Jump to ContentJump to Main Navigation
Reconstructing the World Trade Organization for the 21st CenturyAn Institutional Approach$
Users without a subscription are not able to see the full content.

Kent Jones

Print publication date: 2015

Print ISBN-13: 9780199366040

Published to Oxford Scholarship Online: December 2014

DOI: 10.1093/acprof:oso/9780199366040.001.0001

Show Summary Details
Page of

PRINTED FROM OXFORD SCHOLARSHIP ONLINE (www.oxfordscholarship.com). (c) Copyright Oxford University Press, 2019. All Rights Reserved. An individual user may print out a PDF of a single chapter of a monograph in OSO for personal use. date: 19 November 2019

Regional vs. Multilateral Trade Liberalization

Regional vs. Multilateral Trade Liberalization

(p.157) 6 Regional vs. Multilateral Trade Liberalization
Reconstructing the World Trade Organization for the 21st Century

Kent Jones

Oxford University Press

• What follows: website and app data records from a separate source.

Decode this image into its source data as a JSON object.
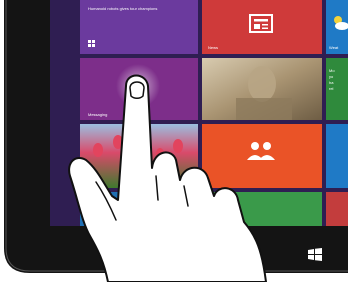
{
  "tiles": {
    "top_banner_text": "Humanoid robots gives tour champions",
    "news_label": "News",
    "messaging_label": "Messaging",
    "weather_label": "Weat",
    "right_partial_lines": [
      "Mo",
      "yo",
      "ha",
      "rel"
    ]
  },
  "icons": {
    "news": "newspaper-icon",
    "people": "people-icon",
    "windows_button": "windows-logo-icon",
    "small_grid": "app-grid-icon",
    "weather": "cloud-sun-icon"
  },
  "colors": {
    "purple_tile": "#6b3a9e",
    "magenta_tile": "#7d2e8a",
    "red_tile": "#cf3a3a",
    "orange_tile": "#ea5327",
    "blue_tile": "#1f7ac6",
    "green_tile": "#2f8a3c",
    "background": "#2f1e52",
    "bezel": "#141414"
  }
}
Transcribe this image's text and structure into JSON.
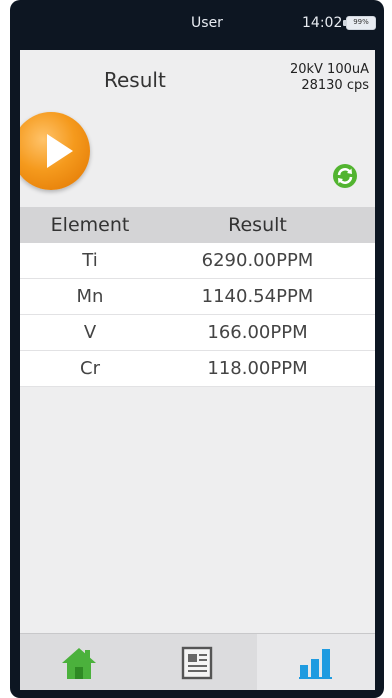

The number of regional trade agreements (RTAs) has grown sharply in recent years, and they are the main alternative to World Trade Organization (WTO) trade agreements. RTAs are inherently discriminatory and are therefore discouraged by the GATT/WTO system, which rests on the most-favored nation clause. However, RTAs have co-existed with this system and may even be instrumental in motivating broader and deeper trade liberalization. Despite the problems they present to a multilateral trading system, RTAs are here to stay, and the growth and spread of regional supply chains has reinforced their popularity. Numerous large RTAs have sprung from the failed Doha Round, especially in the Pacific region. RTAs will contribute to broader trade liberalization if they are larger, deeper, and open to further integration into global markets.

Keywords:   World Trade Organization, WTO, General Agreement on Tariffs and Trade, GATT, Doha Round, regional trade agreements, RTA, trade liberalization, supply chain

Oxford Scholarship Online requires a subscription or purchase to access the full text of books within the service. Public users can however freely search the site and view the abstracts and keywords for each book and chapter.

Please, subscribe or login to access full text content.

If you think you should have access to this title, please contact your librarian.

To troubleshoot, please check our FAQs , and if you can't find the answer there, please contact us .